» **To do**: Wherever "this" occurs in the entries, copy the line that holds it.

(Entries from a dataset of interfaces)
□ □ □ □ □ □ □

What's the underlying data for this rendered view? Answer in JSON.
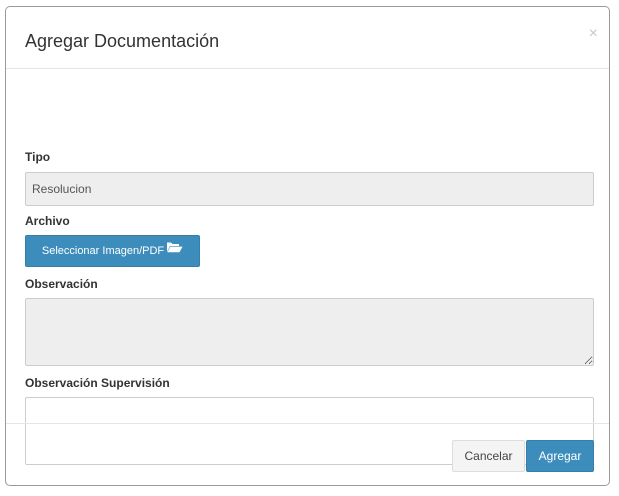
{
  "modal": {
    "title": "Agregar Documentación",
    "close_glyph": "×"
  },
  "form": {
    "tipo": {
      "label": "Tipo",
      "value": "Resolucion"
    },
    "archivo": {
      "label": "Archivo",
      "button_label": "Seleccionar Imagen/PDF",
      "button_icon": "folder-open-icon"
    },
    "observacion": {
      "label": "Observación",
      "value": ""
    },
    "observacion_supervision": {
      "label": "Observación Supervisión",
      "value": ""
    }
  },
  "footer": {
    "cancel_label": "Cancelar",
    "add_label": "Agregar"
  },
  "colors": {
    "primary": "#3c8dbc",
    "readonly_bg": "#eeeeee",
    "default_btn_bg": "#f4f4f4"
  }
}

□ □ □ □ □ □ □

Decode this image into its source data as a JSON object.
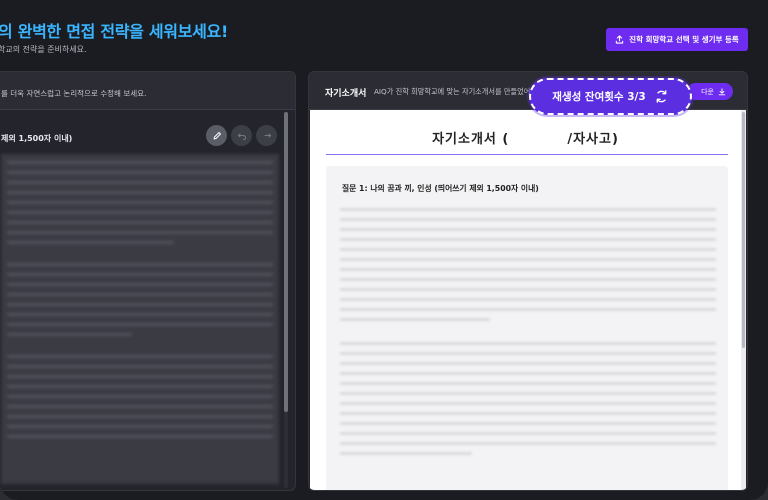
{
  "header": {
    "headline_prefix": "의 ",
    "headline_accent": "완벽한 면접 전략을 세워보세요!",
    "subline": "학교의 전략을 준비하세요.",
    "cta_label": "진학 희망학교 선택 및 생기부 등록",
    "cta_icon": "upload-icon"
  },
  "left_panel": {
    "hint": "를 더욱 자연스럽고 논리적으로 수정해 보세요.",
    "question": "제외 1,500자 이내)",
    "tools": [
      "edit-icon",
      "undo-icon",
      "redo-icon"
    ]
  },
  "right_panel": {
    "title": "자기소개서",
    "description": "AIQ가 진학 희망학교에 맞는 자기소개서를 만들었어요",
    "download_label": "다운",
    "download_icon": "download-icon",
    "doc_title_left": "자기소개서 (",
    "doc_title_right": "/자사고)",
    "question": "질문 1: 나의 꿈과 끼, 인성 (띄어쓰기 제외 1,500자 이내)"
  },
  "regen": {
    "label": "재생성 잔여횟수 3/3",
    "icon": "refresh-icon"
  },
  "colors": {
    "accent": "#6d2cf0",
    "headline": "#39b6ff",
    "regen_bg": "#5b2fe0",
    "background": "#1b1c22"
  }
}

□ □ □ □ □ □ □

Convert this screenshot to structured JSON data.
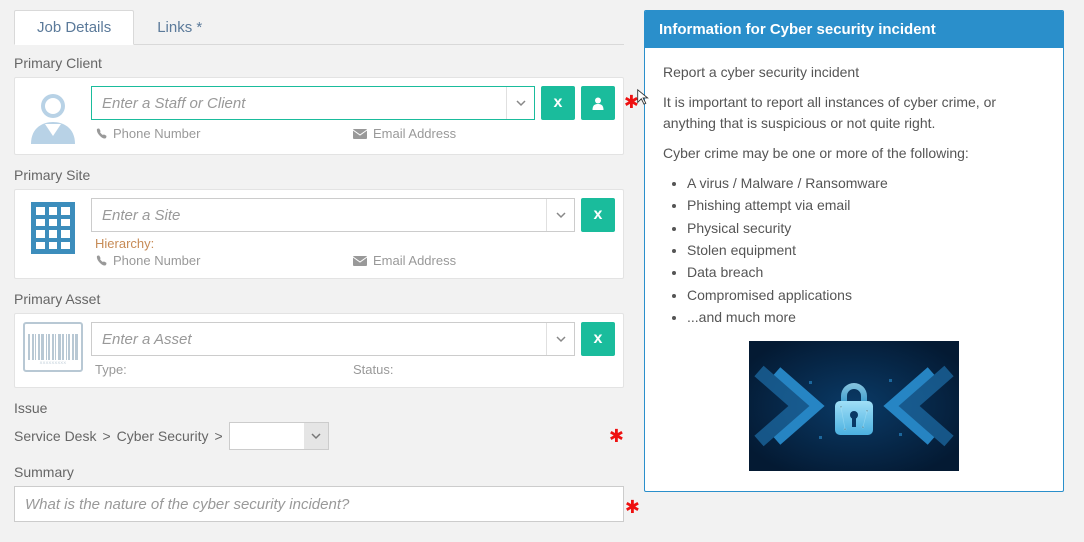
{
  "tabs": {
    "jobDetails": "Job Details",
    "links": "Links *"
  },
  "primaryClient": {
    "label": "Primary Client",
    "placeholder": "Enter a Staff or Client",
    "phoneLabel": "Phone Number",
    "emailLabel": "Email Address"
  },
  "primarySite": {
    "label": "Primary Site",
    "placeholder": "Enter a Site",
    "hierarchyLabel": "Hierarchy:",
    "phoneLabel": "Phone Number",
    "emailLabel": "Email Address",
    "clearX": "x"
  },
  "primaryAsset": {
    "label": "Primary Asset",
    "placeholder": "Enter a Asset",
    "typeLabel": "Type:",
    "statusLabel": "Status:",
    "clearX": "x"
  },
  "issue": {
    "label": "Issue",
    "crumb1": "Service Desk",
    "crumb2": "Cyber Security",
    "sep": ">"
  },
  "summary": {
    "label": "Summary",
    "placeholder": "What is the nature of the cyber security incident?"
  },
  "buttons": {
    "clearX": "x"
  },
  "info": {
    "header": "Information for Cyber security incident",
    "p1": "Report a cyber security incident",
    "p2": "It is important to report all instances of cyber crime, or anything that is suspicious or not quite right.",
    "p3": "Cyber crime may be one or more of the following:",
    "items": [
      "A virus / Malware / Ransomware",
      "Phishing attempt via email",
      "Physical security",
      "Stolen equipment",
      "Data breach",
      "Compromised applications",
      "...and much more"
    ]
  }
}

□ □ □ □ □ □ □

» **Response box**:
What's the underlying data for this rendered view? Answer in JSON.
Decode this image into its source data as a JSON object.
Convert this screenshot to structured JSON data.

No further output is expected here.